What is the Narmer Palette?
The Narmer Palette was discovered in 1898 by James Quibell and Frederick Green. It was found with a collection of other objects that had been used for ceremonial purposes and then ritually buried within the temple at Hierakonpolis. Temple caches of this type are not uncommon.
What is the difference between the Narmer Palette and Tutankhamun’s mask?
The gold mask of Tutankhamun was allowed to leave Egypt for display overseas; the Narmer Palette, on the other hand, is so valuable that it has never been permitted to leave the country.
What does Narmer wear on his face?
On the other face, Narmer wears the Upper Egyptian White Crown* (which looks rather like a bowling pin) as he grasps an inert foe by the hair and prepares to crush his skull with a mace. The White Crown is related to the dazzling brilliance of the full midday sun at its zenith as well as the luminous nocturnal light of the stars and moon.
What is a palette?
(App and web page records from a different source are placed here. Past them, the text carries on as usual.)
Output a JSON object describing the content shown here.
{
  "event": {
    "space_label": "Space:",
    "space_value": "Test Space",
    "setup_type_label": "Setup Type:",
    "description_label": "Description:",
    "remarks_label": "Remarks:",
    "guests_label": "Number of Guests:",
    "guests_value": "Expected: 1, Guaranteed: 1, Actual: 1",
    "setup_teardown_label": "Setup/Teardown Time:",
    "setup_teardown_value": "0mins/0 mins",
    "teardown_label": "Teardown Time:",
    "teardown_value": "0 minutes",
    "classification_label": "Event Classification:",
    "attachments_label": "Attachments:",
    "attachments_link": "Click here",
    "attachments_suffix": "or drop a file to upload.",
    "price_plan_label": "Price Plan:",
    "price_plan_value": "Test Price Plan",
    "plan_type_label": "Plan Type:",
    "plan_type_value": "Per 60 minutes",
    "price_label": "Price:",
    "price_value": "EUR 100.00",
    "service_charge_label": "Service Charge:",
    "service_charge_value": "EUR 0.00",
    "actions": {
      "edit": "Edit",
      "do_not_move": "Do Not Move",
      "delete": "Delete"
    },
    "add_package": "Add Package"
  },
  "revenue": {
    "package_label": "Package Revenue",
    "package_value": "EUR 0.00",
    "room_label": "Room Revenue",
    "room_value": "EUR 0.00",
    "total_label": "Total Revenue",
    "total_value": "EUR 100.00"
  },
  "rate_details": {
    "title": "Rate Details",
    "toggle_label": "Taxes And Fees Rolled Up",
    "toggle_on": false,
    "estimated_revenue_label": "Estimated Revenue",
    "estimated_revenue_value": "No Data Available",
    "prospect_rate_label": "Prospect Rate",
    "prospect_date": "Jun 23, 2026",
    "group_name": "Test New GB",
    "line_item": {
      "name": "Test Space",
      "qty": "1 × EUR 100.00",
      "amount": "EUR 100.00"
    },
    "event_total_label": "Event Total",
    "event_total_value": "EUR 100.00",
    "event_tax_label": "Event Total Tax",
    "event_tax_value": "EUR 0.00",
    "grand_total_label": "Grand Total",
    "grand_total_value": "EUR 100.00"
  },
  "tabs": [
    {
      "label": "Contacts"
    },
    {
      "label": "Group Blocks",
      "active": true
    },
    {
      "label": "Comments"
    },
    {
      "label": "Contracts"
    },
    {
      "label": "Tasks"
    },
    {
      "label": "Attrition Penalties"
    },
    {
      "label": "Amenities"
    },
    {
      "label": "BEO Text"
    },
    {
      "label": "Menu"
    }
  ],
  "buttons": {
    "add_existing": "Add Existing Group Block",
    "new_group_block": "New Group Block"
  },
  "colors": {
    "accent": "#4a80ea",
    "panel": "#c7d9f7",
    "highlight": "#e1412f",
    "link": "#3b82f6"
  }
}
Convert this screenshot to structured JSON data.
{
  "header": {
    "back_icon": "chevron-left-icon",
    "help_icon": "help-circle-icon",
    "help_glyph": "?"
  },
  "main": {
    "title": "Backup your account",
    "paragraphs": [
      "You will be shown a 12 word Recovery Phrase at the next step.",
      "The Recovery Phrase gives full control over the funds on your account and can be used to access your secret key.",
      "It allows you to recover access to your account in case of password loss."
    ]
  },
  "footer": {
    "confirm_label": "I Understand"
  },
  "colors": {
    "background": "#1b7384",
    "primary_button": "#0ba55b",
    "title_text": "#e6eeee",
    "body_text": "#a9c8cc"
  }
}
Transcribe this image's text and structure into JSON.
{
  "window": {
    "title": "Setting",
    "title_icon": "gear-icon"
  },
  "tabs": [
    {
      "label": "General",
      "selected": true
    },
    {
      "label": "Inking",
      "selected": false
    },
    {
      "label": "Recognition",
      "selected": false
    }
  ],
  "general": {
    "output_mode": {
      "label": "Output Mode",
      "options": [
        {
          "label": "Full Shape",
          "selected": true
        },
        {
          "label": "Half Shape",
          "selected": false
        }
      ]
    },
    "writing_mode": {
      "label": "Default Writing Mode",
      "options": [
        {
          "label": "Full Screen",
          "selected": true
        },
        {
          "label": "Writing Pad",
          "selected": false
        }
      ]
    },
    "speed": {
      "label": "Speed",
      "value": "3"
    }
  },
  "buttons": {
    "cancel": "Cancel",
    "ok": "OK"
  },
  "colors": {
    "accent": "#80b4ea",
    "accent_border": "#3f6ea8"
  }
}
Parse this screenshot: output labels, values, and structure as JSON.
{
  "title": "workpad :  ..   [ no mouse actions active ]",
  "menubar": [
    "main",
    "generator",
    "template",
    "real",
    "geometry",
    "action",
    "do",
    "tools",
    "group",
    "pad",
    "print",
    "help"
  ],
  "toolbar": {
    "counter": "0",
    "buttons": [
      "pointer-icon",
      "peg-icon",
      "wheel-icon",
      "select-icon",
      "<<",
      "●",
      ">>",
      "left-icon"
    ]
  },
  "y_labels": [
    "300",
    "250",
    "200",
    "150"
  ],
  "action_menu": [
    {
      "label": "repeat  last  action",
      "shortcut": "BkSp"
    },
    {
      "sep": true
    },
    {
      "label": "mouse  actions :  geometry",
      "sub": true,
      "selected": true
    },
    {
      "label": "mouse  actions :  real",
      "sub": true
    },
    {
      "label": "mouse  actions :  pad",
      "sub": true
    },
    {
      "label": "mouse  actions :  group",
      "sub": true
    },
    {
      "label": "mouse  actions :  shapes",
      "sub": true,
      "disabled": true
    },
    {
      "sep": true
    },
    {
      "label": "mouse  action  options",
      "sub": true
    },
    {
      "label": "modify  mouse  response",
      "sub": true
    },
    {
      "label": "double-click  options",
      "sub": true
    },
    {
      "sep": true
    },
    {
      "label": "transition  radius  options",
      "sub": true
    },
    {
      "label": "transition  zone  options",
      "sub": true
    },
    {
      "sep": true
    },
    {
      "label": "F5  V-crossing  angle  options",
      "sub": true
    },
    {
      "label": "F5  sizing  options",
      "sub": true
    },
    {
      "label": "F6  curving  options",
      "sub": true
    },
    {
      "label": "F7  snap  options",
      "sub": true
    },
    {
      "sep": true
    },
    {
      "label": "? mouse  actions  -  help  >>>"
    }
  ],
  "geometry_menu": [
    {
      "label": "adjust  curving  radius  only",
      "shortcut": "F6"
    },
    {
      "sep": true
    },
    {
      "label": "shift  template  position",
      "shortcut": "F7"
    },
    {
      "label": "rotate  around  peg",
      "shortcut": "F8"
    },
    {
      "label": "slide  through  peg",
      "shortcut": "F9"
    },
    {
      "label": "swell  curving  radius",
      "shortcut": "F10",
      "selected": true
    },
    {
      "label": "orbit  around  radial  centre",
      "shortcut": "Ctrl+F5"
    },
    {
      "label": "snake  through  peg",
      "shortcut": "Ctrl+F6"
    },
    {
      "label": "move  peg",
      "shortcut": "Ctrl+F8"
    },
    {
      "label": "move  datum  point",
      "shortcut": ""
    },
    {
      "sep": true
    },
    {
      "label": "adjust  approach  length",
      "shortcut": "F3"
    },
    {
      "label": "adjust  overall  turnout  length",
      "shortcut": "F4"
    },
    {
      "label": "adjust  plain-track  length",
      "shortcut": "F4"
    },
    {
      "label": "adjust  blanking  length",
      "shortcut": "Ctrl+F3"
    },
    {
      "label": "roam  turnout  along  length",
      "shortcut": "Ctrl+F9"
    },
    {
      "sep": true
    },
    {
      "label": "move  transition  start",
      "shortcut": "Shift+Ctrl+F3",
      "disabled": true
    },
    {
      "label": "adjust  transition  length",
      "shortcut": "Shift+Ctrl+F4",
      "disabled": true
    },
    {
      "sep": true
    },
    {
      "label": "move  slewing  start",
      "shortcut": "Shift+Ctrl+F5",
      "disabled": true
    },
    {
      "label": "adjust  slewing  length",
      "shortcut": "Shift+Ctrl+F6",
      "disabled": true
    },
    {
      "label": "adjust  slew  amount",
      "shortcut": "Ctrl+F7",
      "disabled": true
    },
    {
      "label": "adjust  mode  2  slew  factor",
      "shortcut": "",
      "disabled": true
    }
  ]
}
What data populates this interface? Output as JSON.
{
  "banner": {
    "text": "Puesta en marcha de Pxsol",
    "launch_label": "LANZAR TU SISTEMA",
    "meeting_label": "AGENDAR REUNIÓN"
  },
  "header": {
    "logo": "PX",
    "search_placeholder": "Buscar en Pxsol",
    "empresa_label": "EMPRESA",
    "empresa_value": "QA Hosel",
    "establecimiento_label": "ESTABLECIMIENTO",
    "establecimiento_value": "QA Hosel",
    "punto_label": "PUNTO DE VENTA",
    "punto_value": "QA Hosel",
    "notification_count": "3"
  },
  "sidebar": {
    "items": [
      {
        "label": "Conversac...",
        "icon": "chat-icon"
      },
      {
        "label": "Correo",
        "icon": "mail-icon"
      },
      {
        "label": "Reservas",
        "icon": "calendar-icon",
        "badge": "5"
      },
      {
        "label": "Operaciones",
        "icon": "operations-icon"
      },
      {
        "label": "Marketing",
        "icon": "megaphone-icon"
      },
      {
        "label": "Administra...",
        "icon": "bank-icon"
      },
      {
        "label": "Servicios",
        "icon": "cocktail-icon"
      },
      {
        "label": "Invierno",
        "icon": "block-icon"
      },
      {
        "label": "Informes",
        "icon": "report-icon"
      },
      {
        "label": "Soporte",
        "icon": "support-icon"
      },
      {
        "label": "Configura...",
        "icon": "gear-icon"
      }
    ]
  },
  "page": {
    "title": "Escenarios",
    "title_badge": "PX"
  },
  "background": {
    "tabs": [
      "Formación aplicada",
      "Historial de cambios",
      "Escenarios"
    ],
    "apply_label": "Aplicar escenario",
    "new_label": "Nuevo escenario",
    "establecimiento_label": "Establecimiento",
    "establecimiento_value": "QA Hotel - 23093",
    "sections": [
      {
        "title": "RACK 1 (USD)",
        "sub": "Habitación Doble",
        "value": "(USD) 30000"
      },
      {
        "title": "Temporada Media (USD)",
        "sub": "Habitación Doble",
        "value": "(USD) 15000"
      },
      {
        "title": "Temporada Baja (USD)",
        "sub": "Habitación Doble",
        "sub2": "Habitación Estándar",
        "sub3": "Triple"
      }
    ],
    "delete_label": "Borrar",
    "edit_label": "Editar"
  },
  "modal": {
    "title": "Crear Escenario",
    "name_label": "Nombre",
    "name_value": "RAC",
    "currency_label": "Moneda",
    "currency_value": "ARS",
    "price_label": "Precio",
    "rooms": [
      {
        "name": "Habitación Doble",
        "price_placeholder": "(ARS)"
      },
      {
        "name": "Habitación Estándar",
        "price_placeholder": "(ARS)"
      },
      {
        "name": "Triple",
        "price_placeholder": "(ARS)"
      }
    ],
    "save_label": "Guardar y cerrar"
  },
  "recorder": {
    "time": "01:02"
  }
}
The object itself is a monumental version of a type of daily use item commonly found in the Predynastic period—palettes were generally flat, minimally decorated stone objects used for grinding and mixing minerals for cosmetics.
The Narmer palette is a finely decorated plate of schist of about 64 cm high. It was found in a deposit in Hierakonpolis, a Predynastic capital located in the South of Egypt, during the excavation season of 1897/98.
How much does a Juvia eye palette cost?
Regular price. $20.00. Juvia’s Nubian eye shadow palette features, the most essential collection of neutral colors. Our highly pigmented colors blends flawlessly and has incredible wear-ability power. This palette is easy for everyday wear into night. This is a must-have palette great for all skin-types.
What is Juvia Nubian eye shadow palette?
Juvia’s Nubian eye shadow palette features, the most essential collection of neutral colors. Our highly pigmented colors blends flawlessly and has incredible wear-ability power. This palette is easy for everyday wear into night.
Who was the Bald Man following Narmer on his palette?
It may thus perhaps have been a sign to write the word ‘king’ and if this is the case, then the bald man following Narmer on his palette, was a ‘servant of the king’. The fact that the king is represented as barefooted and followed by a sandal-bearer perhaps suggests a ritual nature for the scene depicted on the palette.